■ EXERCISE BRIEF ■
Copy each line of the following data that contains "accent".

*** DATA FOR THIS TASK ***

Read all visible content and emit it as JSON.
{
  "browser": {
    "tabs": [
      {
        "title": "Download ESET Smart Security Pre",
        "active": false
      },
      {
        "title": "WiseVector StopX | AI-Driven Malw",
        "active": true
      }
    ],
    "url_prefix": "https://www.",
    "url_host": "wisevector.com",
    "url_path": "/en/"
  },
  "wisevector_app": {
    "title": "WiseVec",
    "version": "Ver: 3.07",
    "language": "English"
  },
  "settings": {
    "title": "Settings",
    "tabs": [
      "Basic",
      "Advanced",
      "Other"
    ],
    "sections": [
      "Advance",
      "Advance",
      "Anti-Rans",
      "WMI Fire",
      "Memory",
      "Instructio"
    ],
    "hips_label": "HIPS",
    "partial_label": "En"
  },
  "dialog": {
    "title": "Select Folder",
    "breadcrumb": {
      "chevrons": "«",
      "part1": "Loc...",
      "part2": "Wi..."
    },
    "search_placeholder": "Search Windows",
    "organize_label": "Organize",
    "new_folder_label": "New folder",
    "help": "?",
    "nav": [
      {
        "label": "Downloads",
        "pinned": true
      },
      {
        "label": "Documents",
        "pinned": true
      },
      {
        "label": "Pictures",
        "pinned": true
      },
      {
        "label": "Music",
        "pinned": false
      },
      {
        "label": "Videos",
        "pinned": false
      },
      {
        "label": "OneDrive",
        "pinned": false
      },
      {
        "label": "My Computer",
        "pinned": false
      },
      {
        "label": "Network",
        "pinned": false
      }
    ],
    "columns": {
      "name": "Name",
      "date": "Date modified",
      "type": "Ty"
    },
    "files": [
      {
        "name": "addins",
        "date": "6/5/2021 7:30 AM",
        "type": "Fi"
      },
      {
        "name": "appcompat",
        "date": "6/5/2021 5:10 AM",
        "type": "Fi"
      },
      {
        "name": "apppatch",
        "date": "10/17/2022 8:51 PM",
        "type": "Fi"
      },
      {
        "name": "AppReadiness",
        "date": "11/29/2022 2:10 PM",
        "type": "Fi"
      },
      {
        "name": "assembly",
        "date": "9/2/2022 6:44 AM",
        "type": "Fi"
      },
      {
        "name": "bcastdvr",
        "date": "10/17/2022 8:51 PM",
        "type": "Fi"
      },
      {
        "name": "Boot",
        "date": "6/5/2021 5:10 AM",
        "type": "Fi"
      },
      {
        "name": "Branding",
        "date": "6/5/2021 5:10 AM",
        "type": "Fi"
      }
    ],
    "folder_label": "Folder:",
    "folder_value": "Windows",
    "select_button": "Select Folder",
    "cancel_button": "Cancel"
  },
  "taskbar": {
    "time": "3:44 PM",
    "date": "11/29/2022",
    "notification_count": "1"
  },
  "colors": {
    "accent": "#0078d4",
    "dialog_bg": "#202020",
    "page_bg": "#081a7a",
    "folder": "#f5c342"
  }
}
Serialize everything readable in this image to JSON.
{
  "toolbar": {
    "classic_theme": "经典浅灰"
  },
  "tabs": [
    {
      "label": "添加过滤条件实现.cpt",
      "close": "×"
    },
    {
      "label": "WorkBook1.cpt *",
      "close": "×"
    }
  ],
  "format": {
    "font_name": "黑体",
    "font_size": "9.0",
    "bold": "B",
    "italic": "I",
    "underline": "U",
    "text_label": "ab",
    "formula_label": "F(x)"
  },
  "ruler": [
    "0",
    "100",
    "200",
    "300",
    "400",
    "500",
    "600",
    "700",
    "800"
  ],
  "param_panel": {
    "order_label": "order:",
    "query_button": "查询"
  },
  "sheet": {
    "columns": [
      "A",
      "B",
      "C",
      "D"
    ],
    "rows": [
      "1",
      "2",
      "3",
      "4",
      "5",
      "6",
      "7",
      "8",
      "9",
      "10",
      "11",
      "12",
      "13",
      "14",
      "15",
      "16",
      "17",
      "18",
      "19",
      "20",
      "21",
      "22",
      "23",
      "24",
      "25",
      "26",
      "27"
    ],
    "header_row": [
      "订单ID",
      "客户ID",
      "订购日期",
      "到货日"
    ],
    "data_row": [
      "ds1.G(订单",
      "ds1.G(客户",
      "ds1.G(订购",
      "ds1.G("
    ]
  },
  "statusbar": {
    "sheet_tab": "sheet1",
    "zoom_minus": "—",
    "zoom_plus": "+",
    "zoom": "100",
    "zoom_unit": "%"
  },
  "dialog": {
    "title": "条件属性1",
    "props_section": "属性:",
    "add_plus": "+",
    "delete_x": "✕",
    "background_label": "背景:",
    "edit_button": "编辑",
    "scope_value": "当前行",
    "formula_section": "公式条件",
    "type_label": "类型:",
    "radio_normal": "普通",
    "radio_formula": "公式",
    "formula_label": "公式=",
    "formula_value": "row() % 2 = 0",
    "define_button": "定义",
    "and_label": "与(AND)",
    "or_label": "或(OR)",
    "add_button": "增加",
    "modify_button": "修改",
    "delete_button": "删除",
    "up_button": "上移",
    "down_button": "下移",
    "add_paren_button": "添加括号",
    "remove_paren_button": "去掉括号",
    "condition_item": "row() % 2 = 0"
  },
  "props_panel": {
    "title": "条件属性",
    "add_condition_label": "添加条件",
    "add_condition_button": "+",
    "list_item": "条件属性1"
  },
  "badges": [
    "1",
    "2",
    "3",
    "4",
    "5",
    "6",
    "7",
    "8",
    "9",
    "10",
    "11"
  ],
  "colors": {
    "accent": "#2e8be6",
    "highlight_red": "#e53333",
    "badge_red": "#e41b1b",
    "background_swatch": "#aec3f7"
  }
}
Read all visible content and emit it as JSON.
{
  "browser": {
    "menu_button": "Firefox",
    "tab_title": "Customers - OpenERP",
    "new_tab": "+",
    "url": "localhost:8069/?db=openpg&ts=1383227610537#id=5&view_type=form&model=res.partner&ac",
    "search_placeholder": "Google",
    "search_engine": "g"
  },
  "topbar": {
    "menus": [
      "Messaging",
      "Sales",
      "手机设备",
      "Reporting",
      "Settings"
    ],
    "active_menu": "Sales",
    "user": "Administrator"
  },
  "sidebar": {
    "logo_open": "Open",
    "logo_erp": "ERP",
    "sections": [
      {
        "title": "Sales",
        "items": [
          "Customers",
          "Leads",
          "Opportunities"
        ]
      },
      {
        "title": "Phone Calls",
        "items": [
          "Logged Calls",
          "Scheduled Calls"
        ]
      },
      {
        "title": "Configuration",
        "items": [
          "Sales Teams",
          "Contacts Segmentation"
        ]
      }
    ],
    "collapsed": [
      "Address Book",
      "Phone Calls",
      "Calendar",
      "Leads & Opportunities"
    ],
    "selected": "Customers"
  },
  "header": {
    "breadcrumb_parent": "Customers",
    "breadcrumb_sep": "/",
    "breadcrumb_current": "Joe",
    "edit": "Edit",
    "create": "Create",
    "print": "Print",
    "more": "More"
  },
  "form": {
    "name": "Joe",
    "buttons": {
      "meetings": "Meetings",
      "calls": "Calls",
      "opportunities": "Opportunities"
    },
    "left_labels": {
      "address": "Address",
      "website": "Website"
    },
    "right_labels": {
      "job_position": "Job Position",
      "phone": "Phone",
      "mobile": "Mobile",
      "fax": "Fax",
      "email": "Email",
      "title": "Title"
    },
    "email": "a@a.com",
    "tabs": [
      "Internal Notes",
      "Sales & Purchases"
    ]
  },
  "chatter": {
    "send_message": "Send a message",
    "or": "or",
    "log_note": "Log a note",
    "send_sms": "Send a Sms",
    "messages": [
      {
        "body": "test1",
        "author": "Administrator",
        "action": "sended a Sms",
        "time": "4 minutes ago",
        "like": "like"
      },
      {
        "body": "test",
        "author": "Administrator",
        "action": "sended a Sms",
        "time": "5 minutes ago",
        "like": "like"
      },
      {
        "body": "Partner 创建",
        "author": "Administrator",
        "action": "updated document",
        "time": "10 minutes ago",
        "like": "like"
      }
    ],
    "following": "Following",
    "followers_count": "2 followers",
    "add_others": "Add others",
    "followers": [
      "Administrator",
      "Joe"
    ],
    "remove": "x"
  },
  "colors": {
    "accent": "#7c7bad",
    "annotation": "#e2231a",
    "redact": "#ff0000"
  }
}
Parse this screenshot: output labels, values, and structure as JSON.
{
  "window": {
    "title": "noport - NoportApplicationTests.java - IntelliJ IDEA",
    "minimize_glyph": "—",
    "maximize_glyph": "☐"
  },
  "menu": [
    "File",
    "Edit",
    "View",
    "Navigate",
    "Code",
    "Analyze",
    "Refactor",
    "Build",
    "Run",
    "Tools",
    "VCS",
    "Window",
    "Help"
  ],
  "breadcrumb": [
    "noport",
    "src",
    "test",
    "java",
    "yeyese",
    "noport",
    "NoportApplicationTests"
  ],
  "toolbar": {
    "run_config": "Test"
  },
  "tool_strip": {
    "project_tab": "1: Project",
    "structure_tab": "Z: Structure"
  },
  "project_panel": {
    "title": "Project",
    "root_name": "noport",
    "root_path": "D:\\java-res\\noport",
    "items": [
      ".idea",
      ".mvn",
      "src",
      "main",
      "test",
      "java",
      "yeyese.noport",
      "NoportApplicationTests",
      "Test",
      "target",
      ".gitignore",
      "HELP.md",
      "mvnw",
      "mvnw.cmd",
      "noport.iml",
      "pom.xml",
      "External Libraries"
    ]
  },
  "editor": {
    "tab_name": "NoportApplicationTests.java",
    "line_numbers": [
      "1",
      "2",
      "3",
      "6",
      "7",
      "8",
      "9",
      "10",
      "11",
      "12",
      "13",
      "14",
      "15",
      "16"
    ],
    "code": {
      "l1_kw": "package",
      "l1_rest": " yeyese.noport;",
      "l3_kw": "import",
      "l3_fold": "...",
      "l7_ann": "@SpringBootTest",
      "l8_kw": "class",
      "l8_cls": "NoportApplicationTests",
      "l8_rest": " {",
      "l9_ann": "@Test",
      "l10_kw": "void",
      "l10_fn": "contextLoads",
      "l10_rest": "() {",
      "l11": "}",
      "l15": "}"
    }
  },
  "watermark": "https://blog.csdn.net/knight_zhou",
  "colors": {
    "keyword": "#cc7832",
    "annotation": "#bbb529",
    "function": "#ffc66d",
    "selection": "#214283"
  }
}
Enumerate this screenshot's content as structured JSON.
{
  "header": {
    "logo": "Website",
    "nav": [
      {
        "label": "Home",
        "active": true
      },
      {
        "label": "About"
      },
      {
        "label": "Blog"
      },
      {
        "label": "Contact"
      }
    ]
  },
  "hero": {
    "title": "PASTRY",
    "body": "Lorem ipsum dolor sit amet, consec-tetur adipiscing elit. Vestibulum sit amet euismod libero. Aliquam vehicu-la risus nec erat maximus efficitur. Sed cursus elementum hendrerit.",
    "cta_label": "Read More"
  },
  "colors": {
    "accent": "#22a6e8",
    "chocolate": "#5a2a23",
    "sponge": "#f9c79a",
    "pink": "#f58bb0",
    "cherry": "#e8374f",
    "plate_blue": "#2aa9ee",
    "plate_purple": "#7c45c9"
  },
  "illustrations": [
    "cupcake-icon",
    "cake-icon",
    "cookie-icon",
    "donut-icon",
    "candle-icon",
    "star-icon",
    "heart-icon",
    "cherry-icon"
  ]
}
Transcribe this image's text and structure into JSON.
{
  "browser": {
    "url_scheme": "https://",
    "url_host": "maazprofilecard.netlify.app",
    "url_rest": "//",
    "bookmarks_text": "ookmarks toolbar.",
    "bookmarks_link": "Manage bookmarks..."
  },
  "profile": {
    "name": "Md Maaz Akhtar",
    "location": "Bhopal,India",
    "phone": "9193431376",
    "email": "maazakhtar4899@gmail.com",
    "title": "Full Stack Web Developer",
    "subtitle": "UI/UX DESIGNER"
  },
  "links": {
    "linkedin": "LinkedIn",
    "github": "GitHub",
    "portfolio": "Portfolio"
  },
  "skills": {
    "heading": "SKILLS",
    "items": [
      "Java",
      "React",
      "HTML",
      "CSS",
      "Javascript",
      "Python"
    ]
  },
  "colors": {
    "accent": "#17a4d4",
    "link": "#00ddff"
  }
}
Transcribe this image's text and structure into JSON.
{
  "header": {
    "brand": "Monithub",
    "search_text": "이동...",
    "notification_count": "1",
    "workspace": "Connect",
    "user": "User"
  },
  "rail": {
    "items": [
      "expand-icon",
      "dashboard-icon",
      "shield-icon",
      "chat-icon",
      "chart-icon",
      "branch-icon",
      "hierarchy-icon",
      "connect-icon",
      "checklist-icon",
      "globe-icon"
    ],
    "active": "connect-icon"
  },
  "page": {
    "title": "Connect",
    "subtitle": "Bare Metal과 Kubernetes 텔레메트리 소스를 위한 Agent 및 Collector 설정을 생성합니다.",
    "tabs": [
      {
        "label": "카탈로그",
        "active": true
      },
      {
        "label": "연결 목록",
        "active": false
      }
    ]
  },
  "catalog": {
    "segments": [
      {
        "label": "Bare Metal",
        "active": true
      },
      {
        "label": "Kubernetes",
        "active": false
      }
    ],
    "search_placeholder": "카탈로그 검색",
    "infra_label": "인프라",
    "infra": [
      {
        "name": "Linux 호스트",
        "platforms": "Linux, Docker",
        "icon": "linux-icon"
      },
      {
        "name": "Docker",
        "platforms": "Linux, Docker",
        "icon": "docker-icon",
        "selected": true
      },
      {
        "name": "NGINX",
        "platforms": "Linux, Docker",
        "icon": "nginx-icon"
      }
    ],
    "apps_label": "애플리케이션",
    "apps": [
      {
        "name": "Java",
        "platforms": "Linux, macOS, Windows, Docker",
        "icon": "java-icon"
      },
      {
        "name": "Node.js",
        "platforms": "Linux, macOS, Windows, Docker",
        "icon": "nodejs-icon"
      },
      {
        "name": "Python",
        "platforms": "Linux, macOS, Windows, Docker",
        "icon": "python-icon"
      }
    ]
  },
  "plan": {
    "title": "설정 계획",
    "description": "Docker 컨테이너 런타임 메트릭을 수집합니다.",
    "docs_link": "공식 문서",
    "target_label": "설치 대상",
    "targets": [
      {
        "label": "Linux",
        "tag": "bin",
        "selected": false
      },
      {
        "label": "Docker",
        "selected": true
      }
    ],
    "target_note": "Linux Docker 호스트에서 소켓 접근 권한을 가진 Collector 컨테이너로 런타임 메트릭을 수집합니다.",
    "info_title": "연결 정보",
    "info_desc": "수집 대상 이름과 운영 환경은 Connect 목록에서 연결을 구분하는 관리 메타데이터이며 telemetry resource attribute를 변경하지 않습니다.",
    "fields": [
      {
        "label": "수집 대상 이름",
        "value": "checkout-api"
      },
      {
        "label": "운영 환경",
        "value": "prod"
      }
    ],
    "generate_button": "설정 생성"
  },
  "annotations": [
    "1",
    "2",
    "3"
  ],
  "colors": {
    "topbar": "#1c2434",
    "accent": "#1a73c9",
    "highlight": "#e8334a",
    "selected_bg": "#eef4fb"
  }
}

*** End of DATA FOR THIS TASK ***

■ ANSWER TO THIS TASK ■
    "accent": "#0078d4",
    "accent": "#2e8be6",
    "accent": "#7c7bad",
    "accent": "#22a6e8",
    "accent": "#17a4d4",
    "accent": "#1a73c9",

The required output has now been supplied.